I'll let you read about the latest machinations of the dysfunctionistas up on Capitol Hill. The House melted down -- turns out the Cruz strategy had some glitches -- and the Senate has taken over (there's a comforting thought). Democrats, to their credit, are trying to avoid locking in sequester-level budget cuts, while Republicans are begging for some face-saving concession -- "just cut a damn tax or whack some poor people and let's get outta this mess!"
Senators Reid and McConnell are actively negotiating, but they appeared to be stalemated by the day's end.
So here's the question: I couldn't remember if the financial markets were open today what with Columbus Day. They are. And there's a real chance of a reverse of last week's relief rally when it looked like a deal was coming together.
We'll see. Traders might decide that the grownups are talking, and figure they'll resolve this sooner than later, certainly before Treasury's cutoff on Thursday. But if not, last week's melt-up could become this week's meltdown.
Not a good thing -- such volatile swings are unsettling and disruptive. But, like the 777 point decline when House Republicans rejected the TARP, only to pass it a few days later, that may be what it takes to end this charade.

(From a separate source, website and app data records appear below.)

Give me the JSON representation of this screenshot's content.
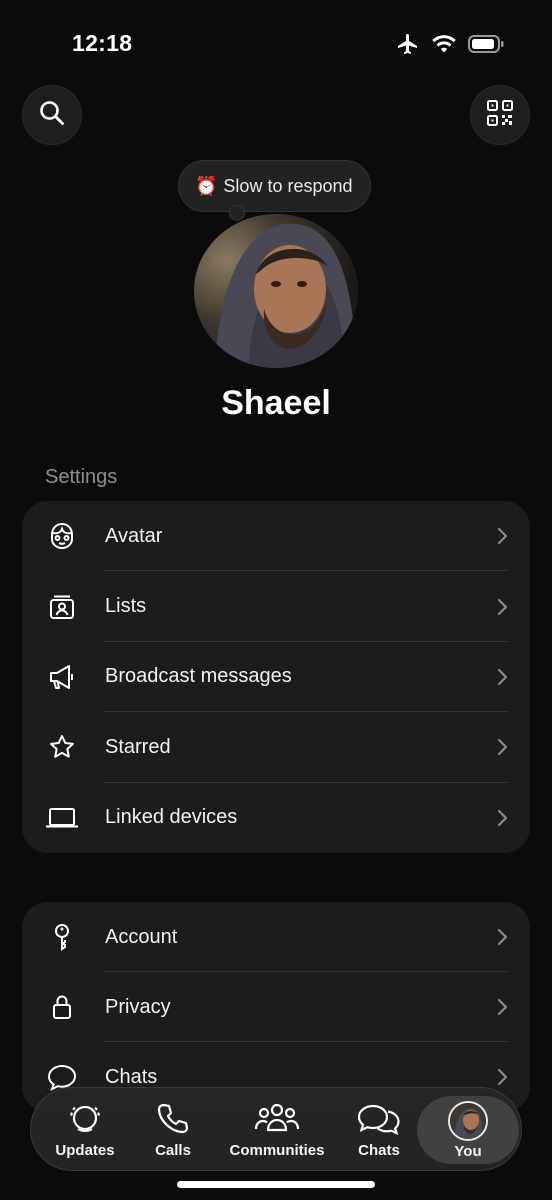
{
  "status_bar": {
    "time": "12:18",
    "icons": [
      "airplane-icon",
      "wifi-icon",
      "battery-icon"
    ]
  },
  "header": {
    "search_icon": "search-icon",
    "qr_icon": "qr-code-icon"
  },
  "profile": {
    "status_emoji": "⏰",
    "status_text": "Slow to respond",
    "name": "Shaeel"
  },
  "settings": {
    "section_label": "Settings",
    "group1": [
      {
        "label": "Avatar",
        "icon": "avatar-face-icon"
      },
      {
        "label": "Lists",
        "icon": "lists-icon"
      },
      {
        "label": "Broadcast messages",
        "icon": "megaphone-icon"
      },
      {
        "label": "Starred",
        "icon": "star-icon"
      },
      {
        "label": "Linked devices",
        "icon": "laptop-icon"
      }
    ],
    "group2": [
      {
        "label": "Account",
        "icon": "key-icon"
      },
      {
        "label": "Privacy",
        "icon": "lock-icon"
      },
      {
        "label": "Chats",
        "icon": "chat-bubble-icon"
      }
    ]
  },
  "tab_bar": {
    "tabs": [
      {
        "label": "Updates",
        "icon": "updates-icon"
      },
      {
        "label": "Calls",
        "icon": "phone-icon"
      },
      {
        "label": "Communities",
        "icon": "communities-icon"
      },
      {
        "label": "Chats",
        "icon": "chats-icon"
      },
      {
        "label": "You",
        "icon": "profile-avatar",
        "active": true
      }
    ]
  },
  "colors": {
    "background": "#0b0b0b",
    "card": "#1c1c1c",
    "text": "#f2f2f2",
    "muted": "#8e8e8e"
  }
}
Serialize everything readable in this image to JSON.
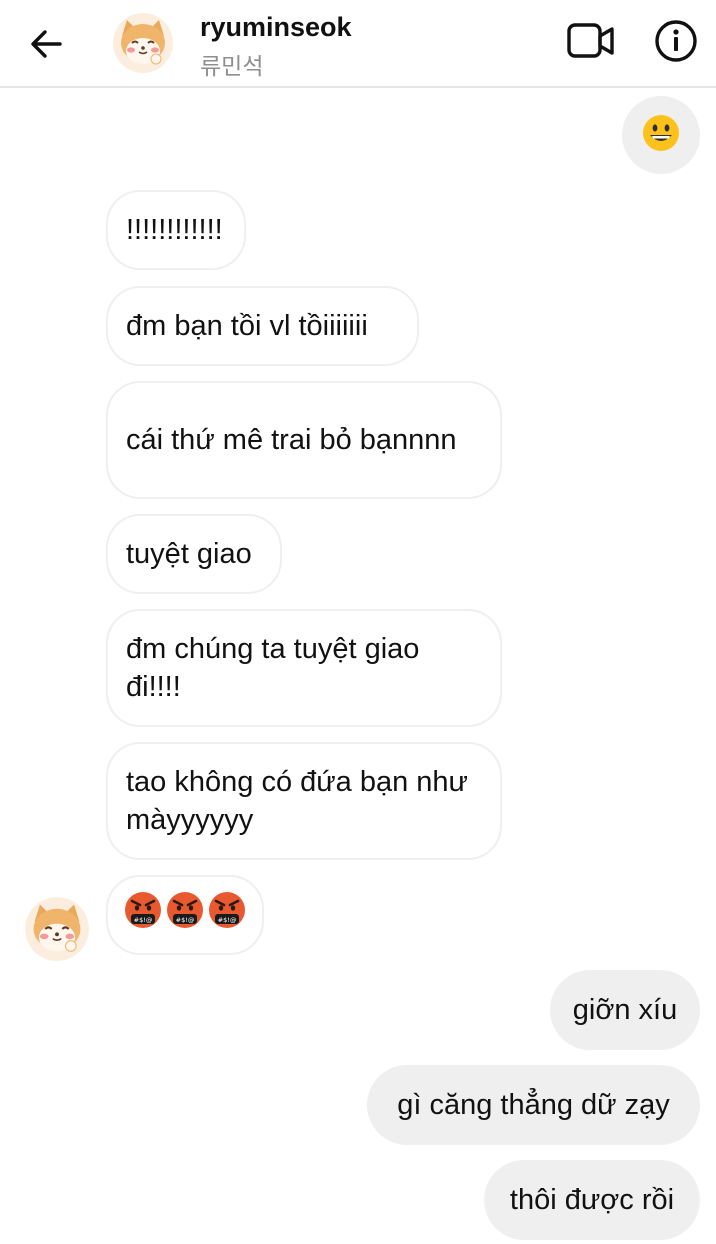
{
  "header": {
    "username": "ryuminseok",
    "subname": "류민석"
  },
  "sent_top": {
    "emoji": "grinning-face-emoji"
  },
  "received": [
    {
      "text": "!!!!!!!!!!!!"
    },
    {
      "text": "đm bạn tồi vl tồiiiiiii"
    },
    {
      "text": "cái thứ mê trai bỏ bạnnnn"
    },
    {
      "text": "tuyệt giao"
    },
    {
      "text": "đm chúng ta tuyệt giao đi!!!!"
    },
    {
      "text": "tao không có đứa bạn như màyyyyyy"
    }
  ],
  "received_emoji": {
    "emojis": [
      "cursing-face-emoji",
      "cursing-face-emoji",
      "cursing-face-emoji"
    ]
  },
  "sent": [
    {
      "text": "giỡn xíu"
    },
    {
      "text": "gì căng thẳng dữ zạy"
    },
    {
      "text": "thôi được rồi"
    }
  ],
  "colors": {
    "sent_bubble": "#efefef",
    "received_border": "#efefef",
    "subtext": "#8e8e8e"
  }
}
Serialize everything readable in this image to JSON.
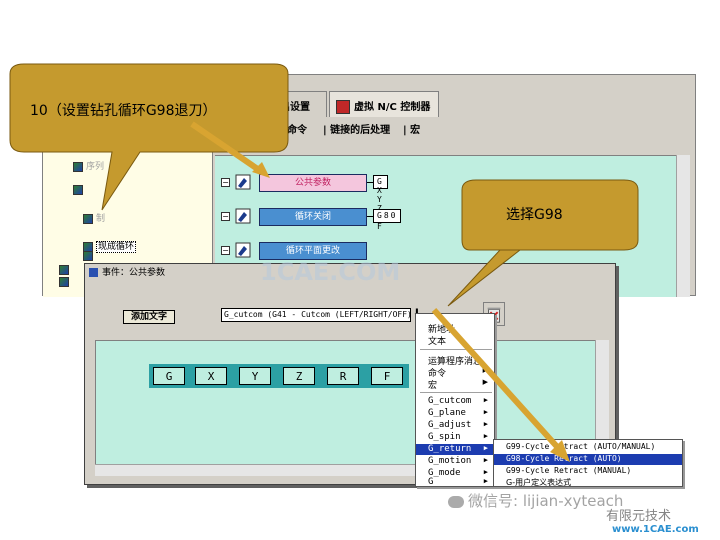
{
  "callouts": {
    "step": "10（设置钻孔循环G98退刀）",
    "select": "选择G98"
  },
  "back_window": {
    "tabs": [
      "出设置",
      "虚拟 N/C 控制器"
    ],
    "subtabs": [
      "命令",
      "链接的后处理",
      "宏"
    ],
    "tree": {
      "items": [
        {
          "label": "序列",
          "faded": true
        },
        {
          "label": "序列",
          "faded": true
        },
        {
          "label": "",
          "faded": true
        },
        {
          "label": "制",
          "faded": true
        },
        {
          "label": "现成循环",
          "faded": false,
          "selected": true
        },
        {
          "label": "",
          "faded": true
        }
      ]
    },
    "blocks": [
      {
        "label": "公共参数",
        "style": "pink",
        "value": "G X Y Z R F"
      },
      {
        "label": "循环关闭",
        "style": "blue",
        "value": "G80"
      },
      {
        "label": "循环平面更改",
        "style": "blue",
        "value": ""
      }
    ]
  },
  "dialog": {
    "title": "事件：公共参数",
    "add_text_button": "添加文字",
    "command_select": "G_cutcom (G41 - Cutcom (LEFT/RIGHT/OFF))",
    "words": [
      "G",
      "X",
      "Y",
      "Z",
      "R",
      "F"
    ]
  },
  "context_menu": {
    "items": [
      {
        "label": "新地址",
        "submenu": false
      },
      {
        "label": "文本",
        "submenu": false
      },
      {
        "label": "运算程序消息",
        "submenu": false
      },
      {
        "label": "命令",
        "submenu": true
      },
      {
        "label": "宏",
        "submenu": true
      },
      {
        "label": "G_cutcom",
        "submenu": true
      },
      {
        "label": "G_plane",
        "submenu": true
      },
      {
        "label": "G_adjust",
        "submenu": true
      },
      {
        "label": "G_spin",
        "submenu": true
      },
      {
        "label": "G_return",
        "submenu": true,
        "highlighted": true
      },
      {
        "label": "G_motion",
        "submenu": true
      },
      {
        "label": "G_mode",
        "submenu": true
      },
      {
        "label": "G",
        "submenu": true
      }
    ],
    "submenu_items": [
      {
        "label": "G99-Cycle Retract (AUTO/MANUAL)"
      },
      {
        "label": "G98-Cycle Retract (AUTO)",
        "highlighted": true
      },
      {
        "label": "G99-Cycle Retract (MANUAL)"
      },
      {
        "label": "G-用户定义表达式"
      }
    ]
  },
  "watermarks": {
    "center": "1CAE.COM",
    "wechat": "微信号: lijian-xyteach",
    "brand": "有限元技术",
    "site": "www.1CAE.com"
  },
  "colors": {
    "callout_fill": "#c59a2e",
    "arrow": "#d8a431",
    "highlight": "#1c3cb0",
    "canvas": "#bfeee0"
  }
}
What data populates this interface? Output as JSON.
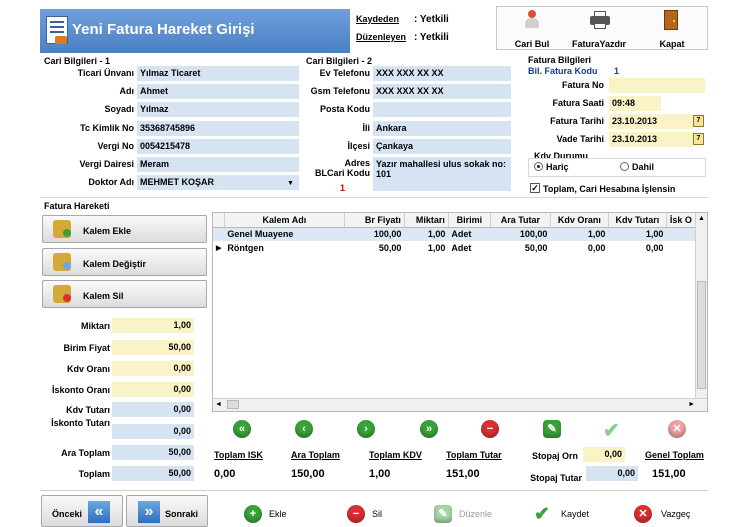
{
  "header": {
    "title": "Yeni Fatura Hareket Girişi",
    "kaydeden_label": "Kaydeden",
    "kaydeden_value": ": Yetkili",
    "duzenleyen_label": "Düzenleyen",
    "duzenleyen_value": ": Yetkili"
  },
  "toolbar": {
    "cari_bul": "Cari Bul",
    "fatura_yazdir": "FaturaYazdır",
    "kapat": "Kapat"
  },
  "cari1": {
    "section": "Cari Bilgileri - 1",
    "rows": [
      {
        "label": "Ticari Ünvanı",
        "value": "Yılmaz Ticaret"
      },
      {
        "label": "Adı",
        "value": "Ahmet"
      },
      {
        "label": "Soyadı",
        "value": "Yılmaz"
      },
      {
        "label": "Tc Kimlik No",
        "value": "35368745896"
      },
      {
        "label": "Vergi No",
        "value": "0054215478"
      },
      {
        "label": "Vergi Dairesi",
        "value": "Meram"
      },
      {
        "label": "Doktor Adı",
        "value": "MEHMET KOŞAR"
      }
    ]
  },
  "cari2": {
    "section": "Cari Bilgileri - 2",
    "ev_label": "Ev Telefonu",
    "ev_value": "XXX XXX XX XX",
    "gsm_label": "Gsm Telefonu",
    "gsm_value": "XXX XXX XX XX",
    "posta_label": "Posta Kodu",
    "posta_value": "",
    "il_label": "İli",
    "il_value": "Ankara",
    "ilce_label": "İlçesi",
    "ilce_value": "Çankaya",
    "adres_label": "Adres",
    "adres_value": "Yazır mahallesi ulus sokak no: 101",
    "blcari_label": "BLCari Kodu",
    "blcari_value": "1"
  },
  "fatura": {
    "section": "Fatura Bilgileri",
    "bil_kodu_label": "Bil. Fatura Kodu",
    "bil_kodu_value": "1",
    "no_label": "Fatura No",
    "no_value": "",
    "saat_label": "Fatura Saati",
    "saat_value": "09:48",
    "tarih_label": "Fatura Tarihi",
    "tarih_value": "23.10.2013",
    "vade_label": "Vade Tarihi",
    "vade_value": "23.10.2013",
    "kdv_durumu_label": "Kdv Durumu",
    "haric": "Hariç",
    "dahil": "Dahil",
    "toplam_check": "Toplam, Cari Hesabına İşlensin"
  },
  "hareket": {
    "section": "Fatura Hareketi",
    "kalem_ekle": "Kalem Ekle",
    "kalem_degistir": "Kalem Değiştir",
    "kalem_sil": "Kalem Sil"
  },
  "inputs": [
    {
      "label": "Miktarı",
      "value": "1,00"
    },
    {
      "label": "Birim Fiyat",
      "value": "50,00"
    },
    {
      "label": "Kdv Oranı",
      "value": "0,00"
    },
    {
      "label": "İskonto Oranı",
      "value": "0,00"
    },
    {
      "label": "Kdv Tutarı",
      "value": "0,00"
    },
    {
      "label": "İskonto Tutarı",
      "value": "0,00"
    },
    {
      "label": "Ara Toplam",
      "value": "50,00"
    },
    {
      "label": "Toplam",
      "value": "50,00"
    }
  ],
  "grid": {
    "columns": [
      "Kalem Adı",
      "Br Fiyatı",
      "Miktarı",
      "Birimi",
      "Ara Tutar",
      "Kdv Oranı",
      "Kdv Tutarı",
      "İsk O"
    ],
    "rows": [
      [
        "Genel Muayene",
        "100,00",
        "1,00",
        "Adet",
        "100,00",
        "1,00",
        "1,00"
      ],
      [
        "Röntgen",
        "50,00",
        "1,00",
        "Adet",
        "50,00",
        "0,00",
        "0,00"
      ]
    ]
  },
  "totals": {
    "toplam_isk_label": "Toplam ISK",
    "toplam_isk": "0,00",
    "ara_toplam_label": "Ara Toplam",
    "ara_toplam": "150,00",
    "toplam_kdv_label": "Toplam KDV",
    "toplam_kdv": "1,00",
    "toplam_tutar_label": "Toplam Tutar",
    "toplam_tutar": "151,00",
    "stopaj_orn_label": "Stopaj Orn",
    "stopaj_orn": "0,00",
    "genel_toplam_label": "Genel Toplam",
    "genel_toplam": "151,00",
    "stopaj_tutar_label": "Stopaj Tutar",
    "stopaj_tutar": "0,00"
  },
  "footer": {
    "onceki": "Önceki",
    "sonraki": "Sonraki",
    "ekle": "Ekle",
    "sil": "Sil",
    "duzenle": "Düzenle",
    "kaydet": "Kaydet",
    "vazgec": "Vazgeç"
  },
  "colors": {
    "title_bar": "#5b8fd0",
    "field": "#d6e3f3",
    "yellow_field": "#faf3c8",
    "nav_green": "#3aa23a",
    "delete_red": "#d93030"
  }
}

This post originally appeared at Jared Bernstein's On The Economy blog.